In his latest Monster Whisperer video, Jimmy Talarico introduces one of his art pieces, entitled “All the Light I Need,” to make a point about moving out of the darkness and into the light. I was immediately attracted to this photo which is shown above. A small circle of light surrounds a shoe. Jimmy describes it as, “a photo of my boot on a step with just enough light to see the next step. Really that’s all any of us really need, the light just beyond our last step. If you believe in the goodness of that light, trust its direction, you’ll never need more than that.” What do you see in the photo? I have two reactions. Immediately, I saw the photo as a wonderful representation of living in the moment. That small circle of light is this moment, and I envisioned each next step bringing another small circle of light creating the next moment. Thought, as I continued to ponder the photo, the darkness overshadowed the light. The light was but a small pinhole through the prominent presence of darkness. I don’t like the dark. I always want to be out of the dark.
Considering the dark, I am remembering an article my friend and podcast partner, Chris Lozier, recently sent me from the Notre Dame Magazine (Chris is a proud Domer) entitled, The Misplaced Virtue by Karen Stohr, the Ryan Family Chair Professor of Metaphysics and Moral Philosophy at Georgetown University. Stohr writes, “(Immanuel Kant) believes placing our hopes in our fellow human beings is the only way out of the darkness. The darkness that worries Kant most is what he finds within each of our hearts, something he calls “radical evil.” Despite the name, radical evil is quite ordinary, with its roots in human nature. It is simply the act of putting oneself at the center of one’s moral universe, of letting our own interests and desires determine what we do and who we become. Each of us, Kant thinks, has a propensity toward radical evil. But each of us also has a predisposition toward the good. We all must decide whether evil or good becomes the driving force in our lives. Which way the world turns is a matter for our choosing.”
What do you think about Kant’s perspective? This is a side note, but I am particularly sensitive to what seems to be a regular practice by self-helpers and others these days to modify everything (?!) as radical. Kant did so in 1793, so I’ll give him a pass (unless he started the trend??). I ask you, isn’t evil good enough? Anyway, at this point, I am not going to do a deep dive on Kant, but if it is true that he believed it is radically evil to “put oneself at the center of one’s moral universe, of letting our own interests and desires determine what we do and who we become,” I have issue. In fact, I would take the totally opposite view that it would be “radically” 🙄 evil if we weren’t being intentional about what we do and who we become. With one caveat, the golden rule always applies.

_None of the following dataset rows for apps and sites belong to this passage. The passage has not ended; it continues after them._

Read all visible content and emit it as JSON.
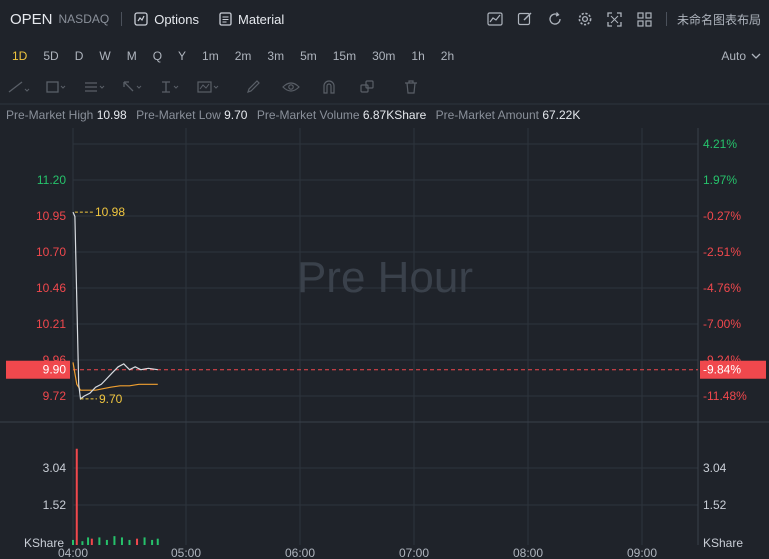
{
  "header": {
    "symbol": "OPEN",
    "exchange": "NASDAQ",
    "options_label": "Options",
    "material_label": "Material",
    "layout_name": "未命名图表布局"
  },
  "intervals": {
    "items": [
      "1D",
      "5D",
      "D",
      "W",
      "M",
      "Q",
      "Y",
      "1m",
      "2m",
      "3m",
      "5m",
      "15m",
      "30m",
      "1h",
      "2h"
    ],
    "active": "1D",
    "scale_mode": "Auto"
  },
  "info": {
    "high_label": "Pre-Market High",
    "high_value": "10.98",
    "low_label": "Pre-Market Low",
    "low_value": "9.70",
    "volume_label": "Pre-Market Volume",
    "volume_value": "6.87KShare",
    "amount_label": "Pre-Market Amount",
    "amount_value": "67.22K"
  },
  "colors": {
    "up": "#26c26b",
    "down": "#f0484d",
    "accent": "#f0c63f",
    "price_line": "#f0484d",
    "avg_line": "#f0a030"
  },
  "chart_data": {
    "type": "line",
    "watermark": "Pre Hour",
    "x_labels": [
      "04:00",
      "05:00",
      "06:00",
      "07:00",
      "08:00",
      "09:00"
    ],
    "price_axis_left": [
      "11.20",
      "10.95",
      "10.70",
      "10.46",
      "10.21",
      "9.96",
      "9.72"
    ],
    "pct_axis_right": [
      "4.21%",
      "1.97%",
      "-0.27%",
      "-2.51%",
      "-4.76%",
      "-7.00%",
      "-9.24%",
      "-11.48%"
    ],
    "current_price": "9.90",
    "current_pct": "-9.84%",
    "high_marker": "10.98",
    "low_marker": "9.70",
    "volume_axis_left": [
      "3.04",
      "1.52",
      "KShare"
    ],
    "volume_axis_right": [
      "3.04",
      "1.52",
      "KShare"
    ],
    "ylim": [
      9.6,
      11.4
    ],
    "price_series": [
      [
        0,
        10.98
      ],
      [
        1,
        10.95
      ],
      [
        3,
        9.8
      ],
      [
        4,
        9.7
      ],
      [
        6,
        9.72
      ],
      [
        9,
        9.74
      ],
      [
        12,
        9.78
      ],
      [
        15,
        9.8
      ],
      [
        18,
        9.84
      ],
      [
        21,
        9.88
      ],
      [
        24,
        9.92
      ],
      [
        27,
        9.94
      ],
      [
        30,
        9.9
      ],
      [
        33,
        9.92
      ],
      [
        36,
        9.9
      ],
      [
        40,
        9.91
      ],
      [
        45,
        9.9
      ]
    ],
    "avg_series": [
      [
        0,
        9.95
      ],
      [
        2,
        9.8
      ],
      [
        4,
        9.76
      ],
      [
        8,
        9.76
      ],
      [
        12,
        9.76
      ],
      [
        16,
        9.77
      ],
      [
        20,
        9.78
      ],
      [
        25,
        9.79
      ],
      [
        30,
        9.79
      ],
      [
        35,
        9.8
      ],
      [
        40,
        9.8
      ],
      [
        45,
        9.8
      ]
    ],
    "volume_series": [
      [
        0,
        0.2,
        "up"
      ],
      [
        2,
        3.8,
        "down"
      ],
      [
        5,
        0.15,
        "up"
      ],
      [
        8,
        0.3,
        "up"
      ],
      [
        10,
        0.25,
        "down"
      ],
      [
        14,
        0.3,
        "up"
      ],
      [
        18,
        0.2,
        "up"
      ],
      [
        22,
        0.35,
        "up"
      ],
      [
        26,
        0.3,
        "up"
      ],
      [
        30,
        0.2,
        "up"
      ],
      [
        34,
        0.25,
        "down"
      ],
      [
        38,
        0.3,
        "up"
      ],
      [
        42,
        0.2,
        "up"
      ],
      [
        45,
        0.25,
        "up"
      ]
    ]
  }
}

Light, dark, good, and evil. I subscribe to what Stohr writes about placing our faith in our fellow humans as the way out of the dark. For me, there is nothing that contributes more to living fully than being connected to other humans. So, Jimmy, I envision a new art piece. Not sure how it will work, but can we create something where each circle of light presents a human, and each additional circle of light overcomes more of the darkness?? Other humans are all the light I need.